What is thatch? Do you have too much?


Do you notice your lawn is spongy as you walk in it?  If you mow shorter then normal to you have brown spots?  Does your lawn take longer to green-up in the spring?  If you answered yes you probably have excess thatch that must be addressed immediately to keep your lawn from failing.

Thatch is a tight, brown, spongy, organic layer of both living and dead grass roots and stems that accumulates above the soil surface.  It is natural and good to have a 1/4 inch of thatch.  This keeps weeds from growing in the lawn and helps hold in moisture.  It is also an environment for healthy bacteria in your lawn that breaks down the thatch to produce nitrogen to feed your lawn!   Yet environmental conditions, soil conditions and management practices (irrigation, mowing, fertilization) influence the rate and amount of thatch accumulation.  Excess build-up of thatch tends to be a problem on Kentucky bluegrass, bentgrass and fine fescue lawns. It is rarely a problem with tall fescue, wheatgrass, bromegrass or buffalograss.  This means that thatch control must be an ongoing practice for your lawn.  Contrary to some thoughts, grass clippings do not contribute to thatch accumulation and should be returned to the lawn during mowing to reuse the nutrients they contain.  

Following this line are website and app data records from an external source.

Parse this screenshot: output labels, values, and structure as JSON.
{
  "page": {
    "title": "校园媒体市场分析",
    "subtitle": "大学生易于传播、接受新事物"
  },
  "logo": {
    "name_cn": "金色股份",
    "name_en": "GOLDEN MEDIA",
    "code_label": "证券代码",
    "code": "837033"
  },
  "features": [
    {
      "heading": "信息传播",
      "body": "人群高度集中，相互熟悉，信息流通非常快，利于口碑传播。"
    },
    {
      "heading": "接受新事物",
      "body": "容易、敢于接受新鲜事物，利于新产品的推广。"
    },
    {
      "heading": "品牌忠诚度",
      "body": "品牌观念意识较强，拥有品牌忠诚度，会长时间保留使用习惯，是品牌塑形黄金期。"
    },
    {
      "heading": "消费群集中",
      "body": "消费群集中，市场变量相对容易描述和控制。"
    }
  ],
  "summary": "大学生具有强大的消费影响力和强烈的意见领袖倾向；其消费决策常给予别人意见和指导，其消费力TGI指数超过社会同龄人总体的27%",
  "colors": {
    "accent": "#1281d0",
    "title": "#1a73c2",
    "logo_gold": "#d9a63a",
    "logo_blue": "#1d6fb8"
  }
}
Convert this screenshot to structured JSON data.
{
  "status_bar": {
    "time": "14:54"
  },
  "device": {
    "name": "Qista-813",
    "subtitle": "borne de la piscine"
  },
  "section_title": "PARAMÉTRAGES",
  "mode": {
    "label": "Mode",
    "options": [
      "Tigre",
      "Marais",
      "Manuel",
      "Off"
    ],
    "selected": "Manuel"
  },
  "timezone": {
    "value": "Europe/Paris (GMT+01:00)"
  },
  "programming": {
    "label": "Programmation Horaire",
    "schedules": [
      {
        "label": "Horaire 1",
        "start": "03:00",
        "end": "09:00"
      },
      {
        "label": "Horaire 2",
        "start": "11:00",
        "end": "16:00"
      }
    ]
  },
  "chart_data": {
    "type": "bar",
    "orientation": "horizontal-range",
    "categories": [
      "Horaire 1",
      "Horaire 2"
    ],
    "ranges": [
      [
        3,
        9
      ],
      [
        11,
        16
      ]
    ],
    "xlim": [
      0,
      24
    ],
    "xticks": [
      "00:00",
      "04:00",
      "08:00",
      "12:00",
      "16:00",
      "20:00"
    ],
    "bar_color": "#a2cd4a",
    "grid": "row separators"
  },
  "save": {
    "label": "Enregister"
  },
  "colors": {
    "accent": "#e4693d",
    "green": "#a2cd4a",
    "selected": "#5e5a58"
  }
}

You can measure your thatch layer by cutting a circle of turf and removing it, including the underlying soil.  If you have excessive thatch it will be easy to see where the thatch stops and the soil begins.  You want to have a 1/4 inch of thatch.  If it is greater than a 1/4 inch  it is best to address your build-up before it exceeds 1/2 inch in thickness. The thickness can increase quickly beyond this point, making it difficult to control later. As the thatch layer thickens, it becomes the main rooting medium for the grass. This predisposes the turf to drought stress or winter kill and increases the possibility for insect, disease and weed problems. Also, fertilizers and pesticides applied to an excessively thick thatch lawn work less effectively.

Now what?  Well your choices are power de-thatching or aeration.  There are other products such as liquid bacteria but so far we haven’t tested enough to use on clients lawns!  De-thatching can be likened to getting liposuction.  It is great and removes lots all at once.  But if you don’t eat healthier you will not feel the full effects of a fit body and will probably need lipo again.  So aeration improves the over all health of your lawn so that it can control the thatch it’s self and live healthier.  For more detailed information the articles about aeration and de-thatching.